The second is Benmont Tench's studio credits including work with The Jayhawks, Lone Justice, Carlene Carter, Dave Rawlings, Johnny Cash, John Prine, Lucinda Williams and Peter Case among many others.

I agree with the comments already entered...such a broad genre...so, sure piano fits..think of Marcia Ball...or what about Dr. John?  more recently the Ricky Skaggs- Bruce Hornsby collaborations...In any case, why would one instrument be in or out?

Thanks for your reply and recommendation!

If anybody else has any more, keep 'em coming - thanks again.  

"Roots music" is a pretty broad category.  From the New Orleans piano tradition to widespread use in blues (think Skip James in addition to Chicago guys like Pinetop Perkins), the piano has been a key instrument.  Nothing should be off limits anyway.

However, if you mean "No Depression" type music, give Eric Taylor a close listen, and in particular, "Resurrect" or "Scuffletown," both of which use piano brilliantly in a country/folk/blues kind of way.

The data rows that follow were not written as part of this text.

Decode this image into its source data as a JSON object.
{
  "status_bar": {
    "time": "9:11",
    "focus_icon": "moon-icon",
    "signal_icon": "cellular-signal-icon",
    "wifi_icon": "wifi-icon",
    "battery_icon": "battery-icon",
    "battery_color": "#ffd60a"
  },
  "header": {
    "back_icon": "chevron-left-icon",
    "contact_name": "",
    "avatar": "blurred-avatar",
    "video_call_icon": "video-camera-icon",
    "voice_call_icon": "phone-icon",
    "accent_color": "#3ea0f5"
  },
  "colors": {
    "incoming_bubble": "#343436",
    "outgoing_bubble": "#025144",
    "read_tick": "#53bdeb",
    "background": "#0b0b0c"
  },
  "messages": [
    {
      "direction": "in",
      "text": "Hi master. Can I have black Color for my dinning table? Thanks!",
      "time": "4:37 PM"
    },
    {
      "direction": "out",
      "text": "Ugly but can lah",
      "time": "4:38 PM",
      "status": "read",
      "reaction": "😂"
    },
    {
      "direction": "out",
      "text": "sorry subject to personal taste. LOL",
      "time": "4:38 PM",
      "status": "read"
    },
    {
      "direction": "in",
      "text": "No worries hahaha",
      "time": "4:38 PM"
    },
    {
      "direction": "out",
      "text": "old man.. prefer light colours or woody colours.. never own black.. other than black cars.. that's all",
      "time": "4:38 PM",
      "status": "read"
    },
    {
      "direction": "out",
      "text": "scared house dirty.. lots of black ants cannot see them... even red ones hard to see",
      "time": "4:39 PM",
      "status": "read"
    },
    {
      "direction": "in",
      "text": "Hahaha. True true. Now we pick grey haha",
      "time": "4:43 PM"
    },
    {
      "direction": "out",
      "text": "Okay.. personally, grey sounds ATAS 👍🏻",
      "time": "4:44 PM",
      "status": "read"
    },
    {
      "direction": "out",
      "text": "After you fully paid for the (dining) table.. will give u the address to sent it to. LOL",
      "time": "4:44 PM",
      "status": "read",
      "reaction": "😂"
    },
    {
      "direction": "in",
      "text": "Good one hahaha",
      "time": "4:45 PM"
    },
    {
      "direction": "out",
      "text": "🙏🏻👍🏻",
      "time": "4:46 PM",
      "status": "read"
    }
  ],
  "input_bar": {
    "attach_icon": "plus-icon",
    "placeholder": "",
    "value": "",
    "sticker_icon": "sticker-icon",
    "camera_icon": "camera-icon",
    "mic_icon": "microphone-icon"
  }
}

Seems to me that Alt-Country / Roots / Americana is heavily influenced by honky tonk which clearly has piano (hello, Jerry Lee Lewis)

I offer Jeff Littlle as an example:

http://www.jefflittle.net/

 

 

Listen to Mac and tell me what you think... http://youtu.be/cXJP1xp5FH8

BTW my apologies, I tried to leave a video here instead of  a link but the site wouldn't  allow me to embed one. 

Iris DeMent's "Sing The Delta" was the ND community's album of the year for 2012. It's primarily a piano and vocal album.

Try to find a locate of Peter Silvester's 1988, 300 page book A Left Hand Like God. That should that should dispel any notion concerning piano not belonging to the genre. :)

Yeah to be honest, I'm surprised this is even a question being posed. Unless someone is of the strictest Woody Guthrie ilk, we could point to a piano somewhere on just about every "roots" record ever made. My favorite of course being Mr. Terry Allen- 'Lubbock on Everything'